Instances of Worst-Case Scenario Based Analysis Pushback by the FCC
11 Pages Posted: 3 Feb 2015 Last revised: 12 Mar 2015
Date Written: March 5, 2015

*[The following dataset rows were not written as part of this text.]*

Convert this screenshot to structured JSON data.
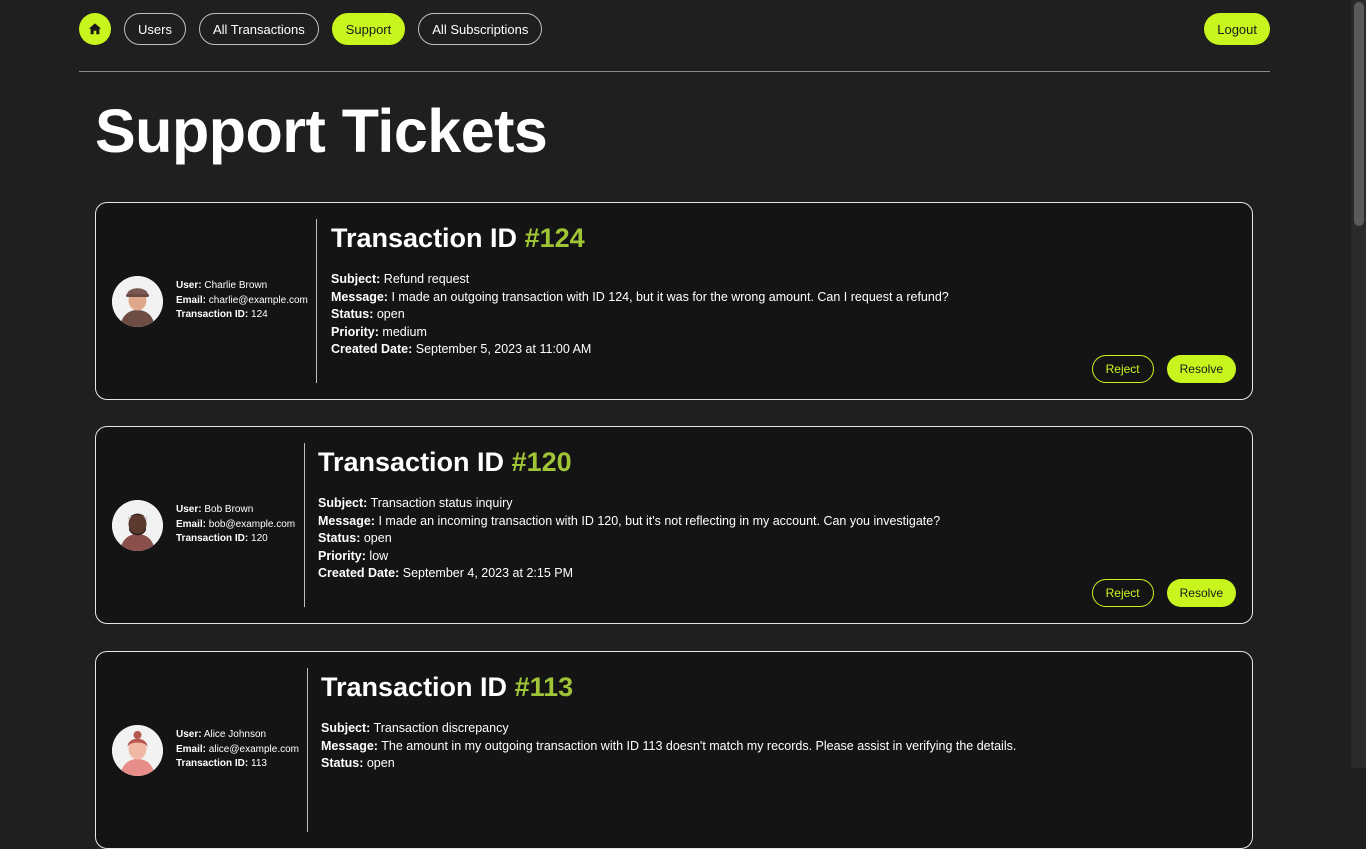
{
  "nav": {
    "home_icon": "home-icon",
    "links": [
      {
        "label": "Users"
      },
      {
        "label": "All Transactions"
      },
      {
        "label": "Support"
      },
      {
        "label": "All Subscriptions"
      }
    ],
    "active_label": "Support",
    "logout_label": "Logout"
  },
  "page_title": "Support Tickets",
  "labels": {
    "user": "User:",
    "email": "Email:",
    "transaction_id": "Transaction ID:",
    "subject": "Subject:",
    "message": "Message:",
    "status": "Status:",
    "priority": "Priority:",
    "created_date": "Created Date:",
    "title_prefix": "Transaction ID",
    "reject": "Reject",
    "resolve": "Resolve"
  },
  "tickets": [
    {
      "user": "Charlie Brown",
      "email": "charlie@example.com",
      "transaction_id": "124",
      "title_number": "#124",
      "subject": "Refund request",
      "message": "I made an outgoing transaction with ID 124, but it was for the wrong amount. Can I request a refund?",
      "status": "open",
      "priority": "medium",
      "created_date": "September 5, 2023 at 11:00 AM"
    },
    {
      "user": "Bob Brown",
      "email": "bob@example.com",
      "transaction_id": "120",
      "title_number": "#120",
      "subject": "Transaction status inquiry",
      "message": "I made an incoming transaction with ID 120, but it's not reflecting in my account. Can you investigate?",
      "status": "open",
      "priority": "low",
      "created_date": "September 4, 2023 at 2:15 PM"
    },
    {
      "user": "Alice Johnson",
      "email": "alice@example.com",
      "transaction_id": "113",
      "title_number": "#113",
      "subject": "Transaction discrepancy",
      "message": "The amount in my outgoing transaction with ID 113 doesn't match my records. Please assist in verifying the details.",
      "status": "open"
    }
  ],
  "colors": {
    "accent": "#c8f51e",
    "id_green": "#9fc436",
    "background": "#1f1f1f",
    "card": "#141414"
  }
}
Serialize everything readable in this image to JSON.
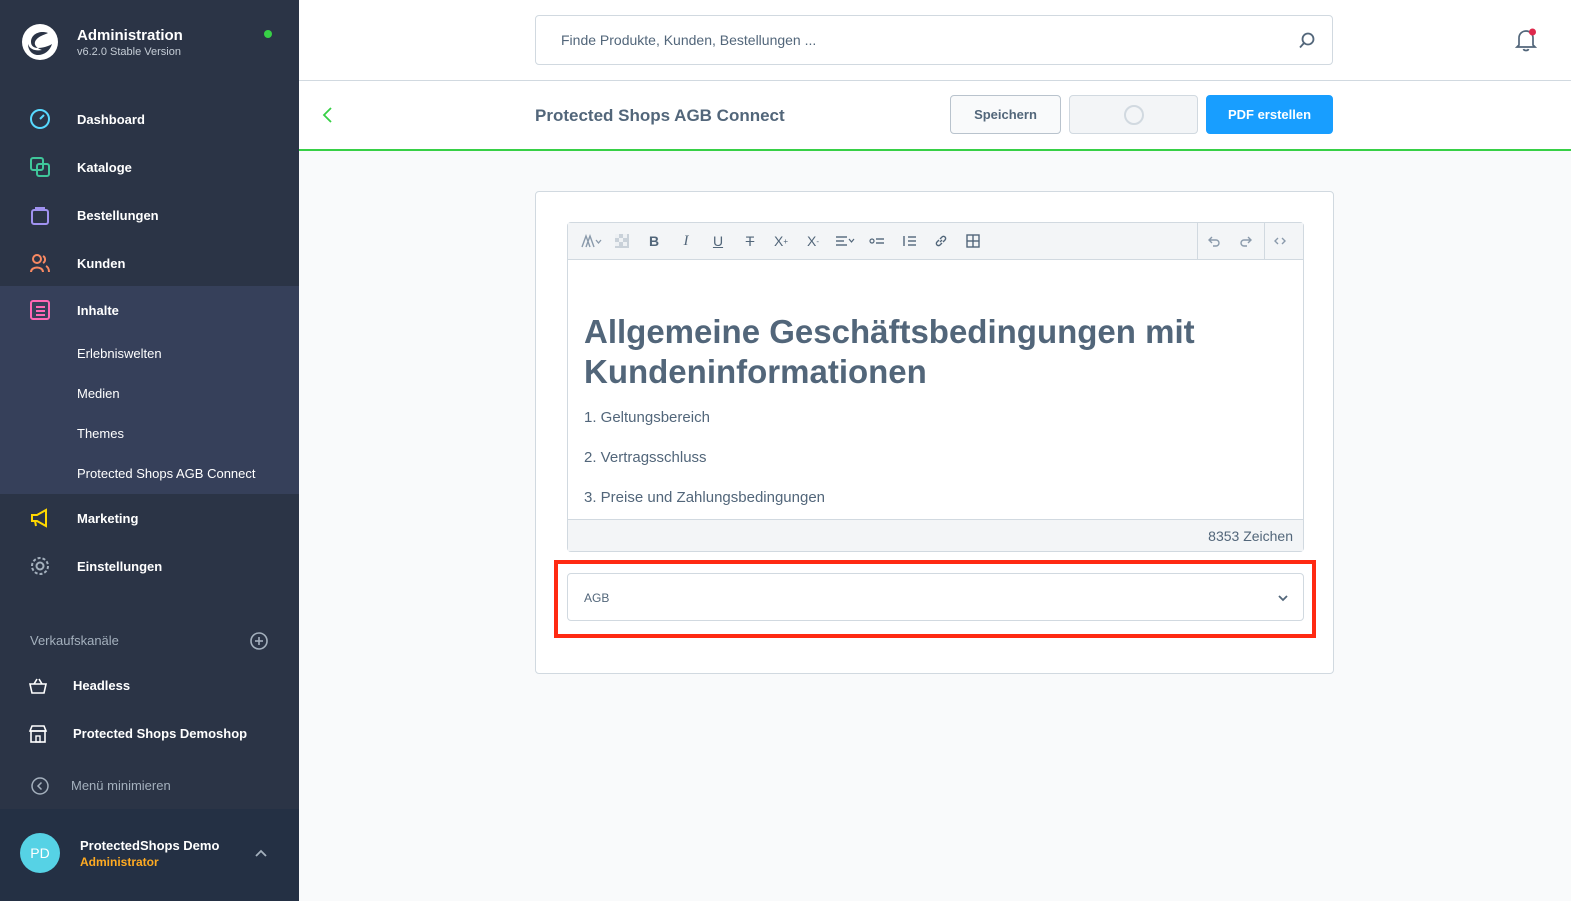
{
  "brand": {
    "title": "Administration",
    "version": "v6.2.0 Stable Version"
  },
  "nav": {
    "dashboard": "Dashboard",
    "kataloge": "Kataloge",
    "bestellungen": "Bestellungen",
    "kunden": "Kunden",
    "inhalte": "Inhalte",
    "inhalte_sub": [
      "Erlebniswelten",
      "Medien",
      "Themes",
      "Protected Shops AGB Connect"
    ],
    "marketing": "Marketing",
    "einstellungen": "Einstellungen"
  },
  "sales_channels": {
    "label": "Verkaufskanäle",
    "items": [
      "Headless",
      "Protected Shops Demoshop"
    ]
  },
  "minimize_label": "Menü minimieren",
  "user": {
    "initials": "PD",
    "name": "ProtectedShops Demo",
    "role": "Administrator"
  },
  "search": {
    "placeholder": "Finde Produkte, Kunden, Bestellungen ..."
  },
  "smartbar": {
    "title": "Protected Shops AGB Connect",
    "save_label": "Speichern",
    "pdf_label": "PDF erstellen"
  },
  "editor": {
    "heading": "Allgemeine Geschäftsbedingungen mit Kundeninformationen",
    "paragraphs": [
      "1. Geltungsbereich",
      "2. Vertragsschluss",
      "3. Preise und Zahlungsbedingungen"
    ],
    "char_count": "8353 Zeichen"
  },
  "document_select": {
    "value": "AGB"
  },
  "colors": {
    "sidebar": "#2b3446",
    "accent_green": "#37d046",
    "primary_blue": "#189eff",
    "highlight_red": "#ff2a12",
    "role_orange": "#ffab22"
  }
}
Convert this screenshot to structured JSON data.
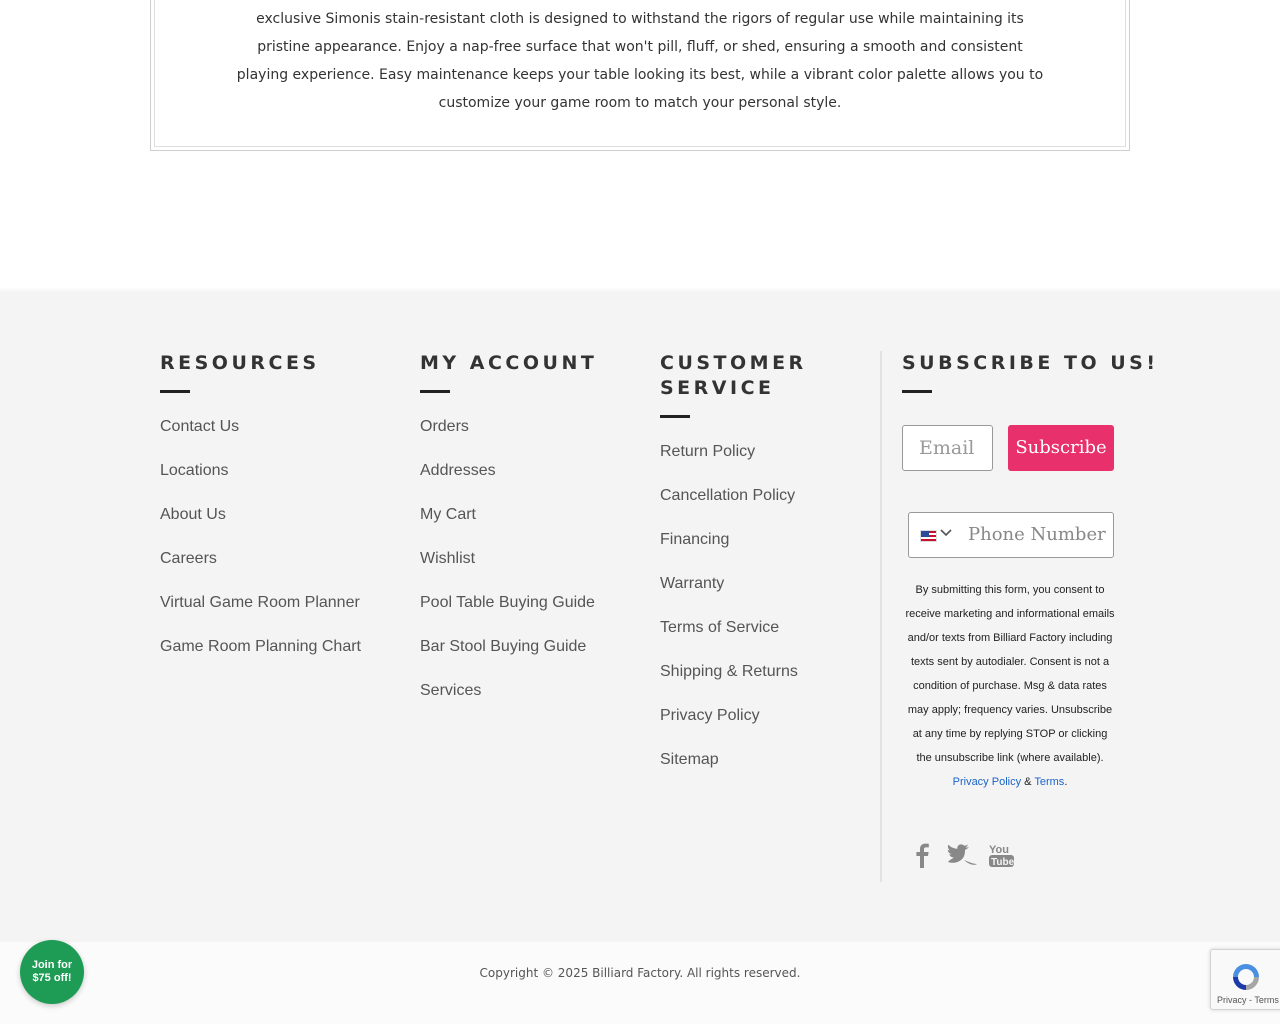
{
  "description": {
    "text": "exclusive Simonis stain-resistant cloth is designed to withstand the rigors of regular use while maintaining its pristine appearance. Enjoy a nap-free surface that won't pill, fluff, or shed, ensuring a smooth and consistent playing experience. Easy maintenance keeps your table looking its best, while a vibrant color palette allows you to customize your game room to match your personal style."
  },
  "footer": {
    "resources": {
      "title": "RESOURCES",
      "links": [
        "Contact Us",
        "Locations",
        "About Us",
        "Careers",
        "Virtual Game Room Planner",
        "Game Room Planning Chart"
      ]
    },
    "account": {
      "title": "MY ACCOUNT",
      "links": [
        "Orders",
        "Addresses",
        "My Cart",
        "Wishlist",
        "Pool Table Buying Guide",
        "Bar Stool Buying Guide",
        "Services"
      ]
    },
    "customer_service": {
      "title_line1": "CUSTOMER",
      "title_line2": "SERVICE",
      "links": [
        "Return Policy",
        "Cancellation Policy",
        "Financing",
        "Warranty",
        "Terms of Service",
        "Shipping & Returns",
        "Privacy Policy",
        "Sitemap"
      ]
    },
    "subscribe": {
      "title": "SUBSCRIBE TO US!",
      "email_placeholder": "Email",
      "button_label": "Subscribe",
      "button_color": "#e8306d",
      "phone_placeholder": "Phone Number",
      "country_flag": "us-flag-icon",
      "consent_text": "By submitting this form, you consent to receive marketing and informational emails and/or texts from Billiard Factory including texts sent by autodialer. Consent is not a condition of purchase. Msg & data rates may apply; frequency varies. Unsubscribe at any time by replying STOP or clicking the unsubscribe link (where available).",
      "privacy_link": "Privacy Policy",
      "amp": "&",
      "terms_link": "Terms",
      "period": "."
    },
    "social": [
      "facebook-icon",
      "twitter-icon",
      "youtube-icon"
    ]
  },
  "bottom": {
    "copyright": "Copyright © 2025 Billiard Factory. All rights reserved."
  },
  "promo": {
    "line1": "Join for",
    "line2": "$75 off!",
    "color": "#1e9b55"
  },
  "recaptcha": {
    "privacy": "Privacy",
    "sep": "-",
    "terms": "Terms"
  }
}
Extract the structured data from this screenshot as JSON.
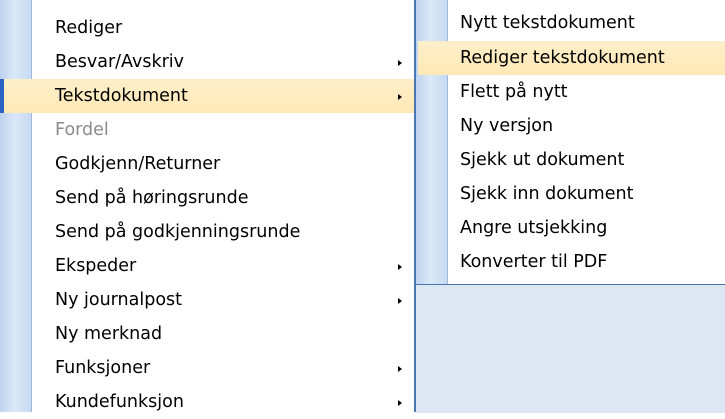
{
  "main_menu": {
    "items": [
      {
        "label": "Rediger",
        "submenu": false
      },
      {
        "label": "Besvar/Avskriv",
        "submenu": true
      },
      {
        "label": "Tekstdokument",
        "submenu": true,
        "state": "active"
      },
      {
        "label": "Fordel",
        "submenu": false,
        "state": "disabled"
      },
      {
        "label": "Godkjenn/Returner",
        "submenu": false
      },
      {
        "label": "Send på høringsrunde",
        "submenu": false
      },
      {
        "label": "Send på godkjenningsrunde",
        "submenu": false
      },
      {
        "label": "Ekspeder",
        "submenu": true
      },
      {
        "label": "Ny journalpost",
        "submenu": true
      },
      {
        "label": "Ny merknad",
        "submenu": false
      },
      {
        "label": "Funksjoner",
        "submenu": true
      },
      {
        "label": "Kundefunksjon",
        "submenu": true
      }
    ]
  },
  "sub_menu": {
    "items": [
      {
        "label": "Nytt tekstdokument"
      },
      {
        "label": "Rediger tekstdokument",
        "state": "hovered"
      },
      {
        "label": "Flett på nytt"
      },
      {
        "label": "Ny versjon"
      },
      {
        "label": "Sjekk ut dokument"
      },
      {
        "label": "Sjekk inn dokument"
      },
      {
        "label": "Angre utsjekking"
      },
      {
        "label": "Konverter til PDF"
      }
    ]
  },
  "icons": {
    "submenu_arrow": "chevron-right-icon"
  },
  "colors": {
    "highlight": "#ffe9ba",
    "disabled_text": "#8a8a8a",
    "divider": "#4b76b4",
    "icon_strip": "#c9dbf2",
    "panel_background": "#dde7f4"
  }
}
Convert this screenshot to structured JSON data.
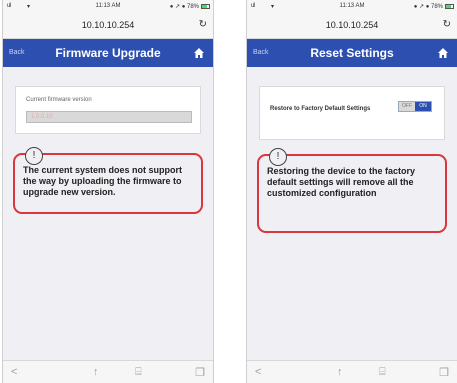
{
  "left": {
    "status": {
      "signal": "ull",
      "wifi": "▾",
      "time": "11:13 AM",
      "battery": "● ↗ ● 78%"
    },
    "url": "10.10.10.254",
    "reload_icon": "↻",
    "nav": {
      "back": "Back",
      "title": "Firmware Upgrade"
    },
    "card": {
      "label": "Current firmware version",
      "value": "1.0.0.10"
    },
    "warning": {
      "icon": "!",
      "message": "The current system does not support the way by uploading the firmware to upgrade new version."
    },
    "toolbar": {
      "back": "<",
      "share": "↑",
      "bookmarks": "⌸",
      "tabs": "❐"
    }
  },
  "right": {
    "status": {
      "signal": "ull",
      "wifi": "▾",
      "time": "11:13 AM",
      "battery": "● ↗ ● 78%"
    },
    "url": "10.10.10.254",
    "reload_icon": "↻",
    "nav": {
      "back": "Back",
      "title": "Reset Settings"
    },
    "card": {
      "label": "Restore to Factory Default Settings",
      "toggle_off": "OFF",
      "toggle_on": "ON"
    },
    "warning": {
      "icon": "!",
      "message": "Restoring the device to the factory default settings will remove all the customized configuration"
    },
    "toolbar": {
      "back": "<",
      "share": "↑",
      "bookmarks": "⌸",
      "tabs": "❐"
    }
  }
}
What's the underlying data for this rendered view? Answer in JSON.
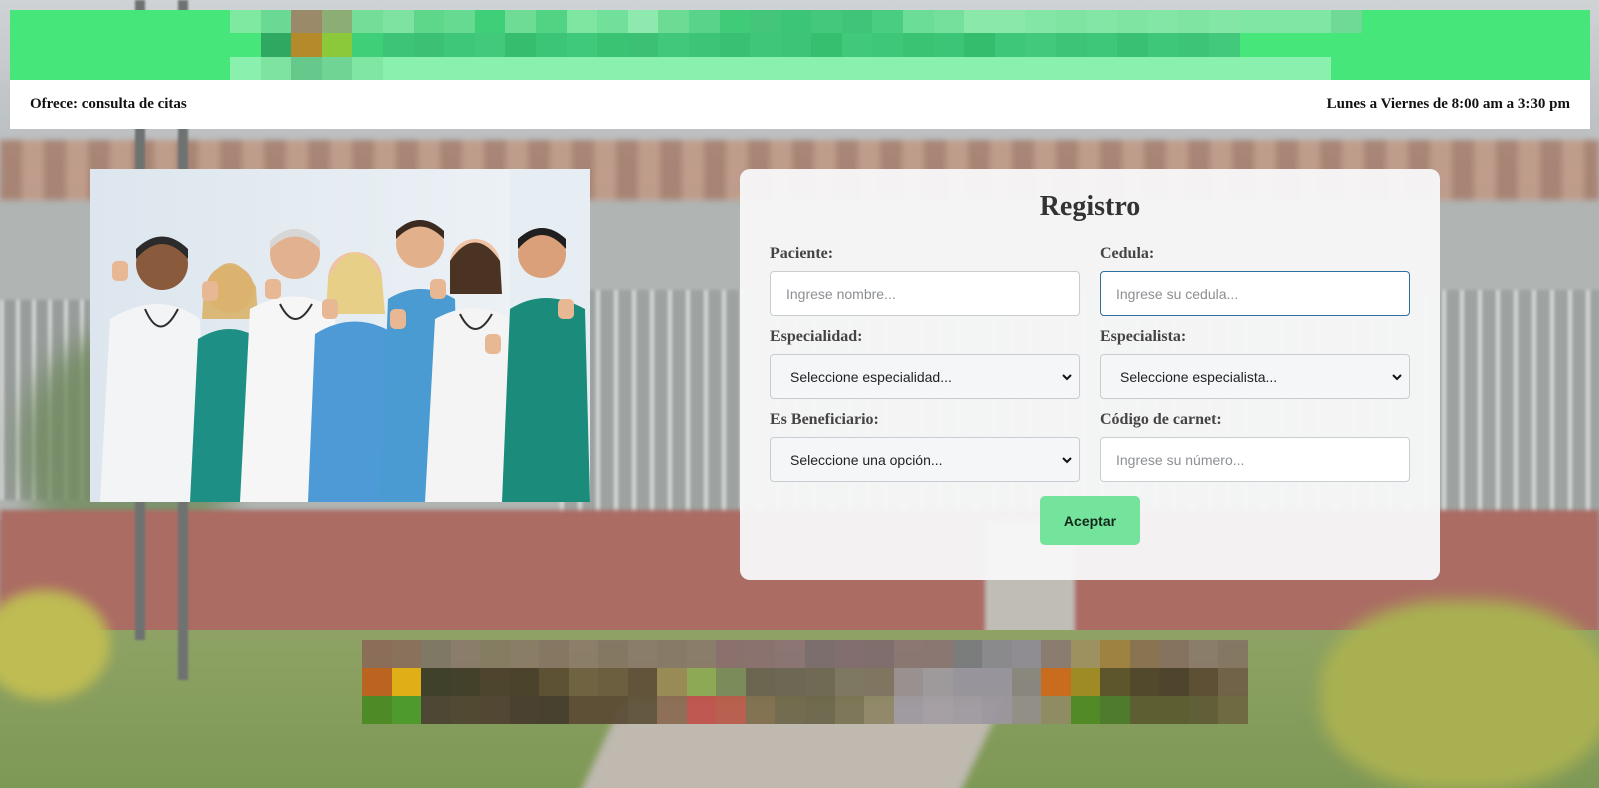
{
  "header": {
    "offer_text": "Ofrece: consulta de citas",
    "schedule_text": "Lunes a Viernes de 8:00 am a 3:30 pm"
  },
  "hero": {
    "image": "doctors-thumbs-up-photo"
  },
  "form": {
    "title": "Registro",
    "paciente": {
      "label": "Paciente:",
      "placeholder": "Ingrese nombre..."
    },
    "cedula": {
      "label": "Cedula:",
      "placeholder": "Ingrese su cedula..."
    },
    "especialidad": {
      "label": "Especialidad:",
      "selected": "Seleccione especialidad..."
    },
    "especialista": {
      "label": "Especialista:",
      "selected": "Seleccione especialista..."
    },
    "beneficiario": {
      "label": "Es Beneficiario:",
      "selected": "Seleccione una opción..."
    },
    "carnet": {
      "label": "Código de carnet:",
      "placeholder": "Ingrese su número..."
    },
    "submit_label": "Aceptar"
  },
  "colors": {
    "banner": "#47e67b",
    "button": "#74e49d",
    "focus_border": "#2f6f9c"
  }
}
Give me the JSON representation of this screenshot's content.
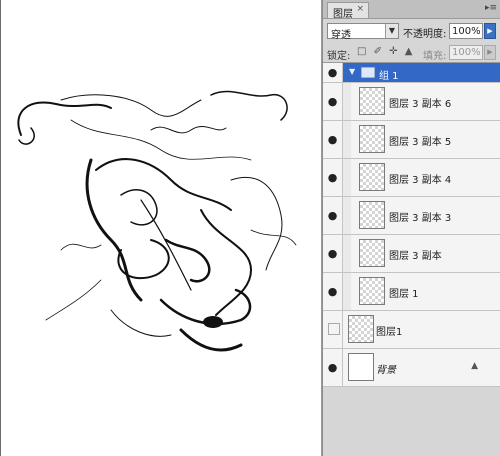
{
  "panel": {
    "tab_label": "图层",
    "tab_close": "×",
    "menu_icon": "▸≡",
    "blend_mode": "穿透",
    "opacity_label": "不透明度:",
    "opacity_value": "100%",
    "lock_label": "锁定:",
    "lock_icons": "□ ✐ ✛ ▲",
    "fill_label": "填充:",
    "fill_value": "100%"
  },
  "layers": [
    {
      "type": "group",
      "name": "组 1",
      "visible": true,
      "selected": true
    },
    {
      "type": "layer",
      "name": "图层 3 副本 6",
      "visible": true,
      "indent": true
    },
    {
      "type": "layer",
      "name": "图层 3 副本 5",
      "visible": true,
      "indent": true
    },
    {
      "type": "layer",
      "name": "图层 3 副本 4",
      "visible": true,
      "indent": true
    },
    {
      "type": "layer",
      "name": "图层 3 副本 3",
      "visible": true,
      "indent": true
    },
    {
      "type": "layer",
      "name": "图层 3 副本",
      "visible": true,
      "indent": true
    },
    {
      "type": "layer",
      "name": "图层 1",
      "visible": true,
      "indent": true
    },
    {
      "type": "layer",
      "name": "图层1",
      "visible": false,
      "indent": false
    },
    {
      "type": "background",
      "name": "背景",
      "visible": true,
      "indent": false,
      "locked": true
    }
  ],
  "colors": {
    "selection": "#3468c6",
    "panel_bg": "#d6d6d6"
  }
}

The FCC frequently uses worst-case scenario analysis as the basis for its decisions. However, there are instances where the FCC pushes back on these worst-case scenarios. In these instances, the FCC bases its decision on the practical realities of a situation and adopts a final decision that balances a range of factors implicated in the situation. This pushback occurred in a variety of contexts including dismissing concerns about out-of-band emissions in an advanced wireless services rule change, balancing daytime-only AM radio station post-sunset power limits with interference concerns, adopting a procedure for setting a separation distance that reflects practical interference concerns, developing realistic restrictions for UHF noise figure requirements, dismissing interference concerns around the use of ancillary terrestrial services by mobile satellite service providers, considering a waivers request by ultrawideband service providers, and refusing to act on unrealistic interference scenarios when considering whether to approve new satellite services. Two factors were present in each of these decisions. First, the worst-case scenario was implausible because it required several unlikely events to occur simultaneously. Second, if the worst-case scenario dictated the decision, the FCC would be required to adopt a conservative approach that overvalued one factor relative to other important factors in the decision mix. Where the FCC rejected worst-case driven decision-making, it adopted a final decision that balanced a range of pertinent factors.
Suggested Citation: Suggested Citation